While this isn’t to say there is any legitimacy whatsoever in the latter, since the most likely explanation is always basic human error, it does have the real-world effect of further toxifying the atmosphere around refereeing. This in turn puts even more pressure on them, because their integrity is unfairly questioned.
It is why the very technology of VAR has deepened this problem. Whereas error could previously have been written off as officials going off their own sight and instinct – even if the reason VAR was introduced was because of criticism of referees in the first place – they now have access to so much more technological aid. Many more fans consequently see the only possible explanation as some kind of corruption. You only have to take a glance on social media.
This is why better communication is essential. Webb’s great mission has been to improve that, and he has generally done a better job, but it’s fair to say the response to Saturday made this worse.
Liverpool were perplexed at how long it took for a statement to be made about the offside, the PGMOL eventually only commenting in the middle of Klopp’s post-game press conference. It was actually The Independent that made him aware of their statement, to the Liverpool manager's increased bemusement. The explanation that the VAR actually checked for the wrong call then came even later, as it felt like every development deepened the crisis.
There are at least a number of logical steps that can be taken to address that.
One of those is not to just remove VAR, since this is a non-starter that goes way beyond England and up to Fifa. It is here to stay. That’s also why it’s just vital that cases like this lead to improvement.
One first step is to limit this extra work abroad – as England and Cook’s appointment in the UAE was within the rules and actually approved by the FA. Another is to improve the communication so there is absolutely no ambiguity.
It is simple to go from “check complete” to “the decision should be a goal”, or equivalent. That also raises the most obvious solution of all.
All of the communication between the referee and VAR should be made audible and accessible, so as to eliminate any ambiguity.
People might still disagree with decisions, but they would at least be able to understand why they are made. That goes a long way to creating acceptance of VAR.
When it was raised whether the audio from this decision would be made public, one response was that Match Officials Mic’d Up is now a monthly show so it will likely feature on that.
The reality is that the Premier League could do with it coming out now, because of the number of questions that are being asked. Liverpool themselves called for the review to have “full transparency”.
"This is vital for the reliability of future decision making as it applies to all clubs with learnings being used to make improvements to processes in order to ensure this kind of situation cannot occur again,” the club said.
It doesn’t help that this comes amid even greater credibility questions for the Premier League, as everyone awaits the outcome of the charges against Manchester City and Everton over alleged Financial Fair Play breaches.
Many of the sport’s “stakeholders” are now livid at this.
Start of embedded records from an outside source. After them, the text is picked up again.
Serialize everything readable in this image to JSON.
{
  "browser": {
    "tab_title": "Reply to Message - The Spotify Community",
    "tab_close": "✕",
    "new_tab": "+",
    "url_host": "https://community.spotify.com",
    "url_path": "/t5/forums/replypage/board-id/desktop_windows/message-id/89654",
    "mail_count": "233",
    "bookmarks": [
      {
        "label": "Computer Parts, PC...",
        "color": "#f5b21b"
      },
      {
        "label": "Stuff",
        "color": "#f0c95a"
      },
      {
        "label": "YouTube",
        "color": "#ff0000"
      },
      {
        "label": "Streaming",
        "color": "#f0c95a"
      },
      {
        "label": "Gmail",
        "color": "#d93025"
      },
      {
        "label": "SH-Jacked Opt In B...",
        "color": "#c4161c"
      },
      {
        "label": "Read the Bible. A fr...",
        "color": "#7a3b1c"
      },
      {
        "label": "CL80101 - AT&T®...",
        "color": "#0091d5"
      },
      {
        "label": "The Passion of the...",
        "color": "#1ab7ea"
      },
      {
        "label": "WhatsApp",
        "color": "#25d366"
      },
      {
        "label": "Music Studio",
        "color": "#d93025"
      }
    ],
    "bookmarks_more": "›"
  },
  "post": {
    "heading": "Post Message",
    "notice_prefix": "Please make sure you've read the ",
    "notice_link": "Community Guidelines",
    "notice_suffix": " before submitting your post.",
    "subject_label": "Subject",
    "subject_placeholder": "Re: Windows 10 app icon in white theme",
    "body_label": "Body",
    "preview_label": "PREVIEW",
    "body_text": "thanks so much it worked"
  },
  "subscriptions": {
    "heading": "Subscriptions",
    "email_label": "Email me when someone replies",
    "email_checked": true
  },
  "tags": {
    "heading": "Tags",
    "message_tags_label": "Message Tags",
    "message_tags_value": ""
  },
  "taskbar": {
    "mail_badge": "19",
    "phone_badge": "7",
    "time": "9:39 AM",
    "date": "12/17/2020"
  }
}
Even for broadcasters, this affects the credibility of the product they put on television.
That trust is what the game is founded on.
In the meantime, Liverpool are exploring “the range of options available, given the clear need for escalation and resolution”.
An apology, evidently, is not enough.